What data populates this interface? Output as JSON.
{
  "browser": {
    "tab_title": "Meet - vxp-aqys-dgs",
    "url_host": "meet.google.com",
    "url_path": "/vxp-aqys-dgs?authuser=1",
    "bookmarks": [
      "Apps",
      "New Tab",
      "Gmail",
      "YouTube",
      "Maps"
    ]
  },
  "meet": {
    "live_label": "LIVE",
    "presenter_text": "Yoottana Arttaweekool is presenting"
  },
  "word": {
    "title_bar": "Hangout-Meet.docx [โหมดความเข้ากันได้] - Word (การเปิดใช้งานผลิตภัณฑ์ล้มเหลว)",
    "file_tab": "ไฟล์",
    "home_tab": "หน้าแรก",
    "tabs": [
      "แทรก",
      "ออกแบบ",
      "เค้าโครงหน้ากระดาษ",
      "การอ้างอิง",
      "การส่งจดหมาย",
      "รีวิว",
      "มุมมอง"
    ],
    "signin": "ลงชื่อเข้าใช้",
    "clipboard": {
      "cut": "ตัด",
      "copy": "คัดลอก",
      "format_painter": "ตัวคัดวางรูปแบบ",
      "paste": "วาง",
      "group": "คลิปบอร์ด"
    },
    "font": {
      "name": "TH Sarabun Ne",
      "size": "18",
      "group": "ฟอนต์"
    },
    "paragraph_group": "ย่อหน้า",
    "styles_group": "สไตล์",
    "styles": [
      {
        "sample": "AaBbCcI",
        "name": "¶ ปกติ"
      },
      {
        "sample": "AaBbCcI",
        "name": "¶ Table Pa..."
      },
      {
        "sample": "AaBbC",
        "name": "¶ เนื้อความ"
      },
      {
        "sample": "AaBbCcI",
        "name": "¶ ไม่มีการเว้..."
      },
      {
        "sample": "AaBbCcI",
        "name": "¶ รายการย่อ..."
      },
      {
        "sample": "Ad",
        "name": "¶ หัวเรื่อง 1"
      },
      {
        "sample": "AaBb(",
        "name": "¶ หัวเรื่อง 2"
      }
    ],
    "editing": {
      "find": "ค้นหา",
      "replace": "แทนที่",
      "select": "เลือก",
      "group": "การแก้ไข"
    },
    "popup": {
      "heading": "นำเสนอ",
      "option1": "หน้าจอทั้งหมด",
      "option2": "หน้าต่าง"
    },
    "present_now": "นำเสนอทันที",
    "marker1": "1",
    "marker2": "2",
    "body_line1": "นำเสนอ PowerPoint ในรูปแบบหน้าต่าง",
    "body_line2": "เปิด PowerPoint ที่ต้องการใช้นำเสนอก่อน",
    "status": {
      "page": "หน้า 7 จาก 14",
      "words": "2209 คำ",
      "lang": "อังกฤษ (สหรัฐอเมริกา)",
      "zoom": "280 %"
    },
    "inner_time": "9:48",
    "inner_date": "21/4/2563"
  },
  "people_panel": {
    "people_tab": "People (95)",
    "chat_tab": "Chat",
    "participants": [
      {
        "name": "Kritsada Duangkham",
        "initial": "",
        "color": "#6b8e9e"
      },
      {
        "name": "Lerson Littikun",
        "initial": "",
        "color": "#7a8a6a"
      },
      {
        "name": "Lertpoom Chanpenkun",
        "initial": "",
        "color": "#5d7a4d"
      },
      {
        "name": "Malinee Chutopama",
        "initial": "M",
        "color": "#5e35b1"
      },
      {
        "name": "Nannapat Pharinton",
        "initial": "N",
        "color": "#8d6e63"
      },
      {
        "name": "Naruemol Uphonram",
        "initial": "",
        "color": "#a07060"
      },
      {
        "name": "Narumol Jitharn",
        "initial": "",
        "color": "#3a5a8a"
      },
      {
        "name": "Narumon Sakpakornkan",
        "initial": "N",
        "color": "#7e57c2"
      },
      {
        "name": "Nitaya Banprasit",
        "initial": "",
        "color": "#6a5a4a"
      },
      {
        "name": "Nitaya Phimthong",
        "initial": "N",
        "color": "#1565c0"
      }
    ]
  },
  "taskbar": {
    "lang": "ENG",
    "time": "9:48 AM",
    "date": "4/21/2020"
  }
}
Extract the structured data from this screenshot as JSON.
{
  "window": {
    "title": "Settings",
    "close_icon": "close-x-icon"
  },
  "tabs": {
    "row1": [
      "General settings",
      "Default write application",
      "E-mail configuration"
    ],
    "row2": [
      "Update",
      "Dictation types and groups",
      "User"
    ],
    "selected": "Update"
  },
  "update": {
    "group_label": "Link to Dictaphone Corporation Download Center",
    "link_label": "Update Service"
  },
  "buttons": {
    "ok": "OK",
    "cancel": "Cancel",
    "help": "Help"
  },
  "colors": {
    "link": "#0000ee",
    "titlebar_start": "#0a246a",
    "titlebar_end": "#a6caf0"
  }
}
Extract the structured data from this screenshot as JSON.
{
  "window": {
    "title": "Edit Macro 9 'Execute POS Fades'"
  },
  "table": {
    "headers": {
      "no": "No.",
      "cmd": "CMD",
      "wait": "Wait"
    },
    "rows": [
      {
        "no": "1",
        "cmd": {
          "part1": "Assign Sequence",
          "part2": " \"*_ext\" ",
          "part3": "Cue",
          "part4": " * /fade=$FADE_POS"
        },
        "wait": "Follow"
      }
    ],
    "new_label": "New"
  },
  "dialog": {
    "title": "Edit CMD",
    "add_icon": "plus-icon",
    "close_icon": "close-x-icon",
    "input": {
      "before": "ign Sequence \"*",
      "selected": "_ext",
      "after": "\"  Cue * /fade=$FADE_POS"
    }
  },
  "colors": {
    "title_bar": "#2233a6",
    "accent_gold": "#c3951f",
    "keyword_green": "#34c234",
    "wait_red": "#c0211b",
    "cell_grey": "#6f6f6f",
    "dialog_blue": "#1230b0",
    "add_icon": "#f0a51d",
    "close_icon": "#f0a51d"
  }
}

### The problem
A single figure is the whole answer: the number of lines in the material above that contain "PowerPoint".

### Solution
2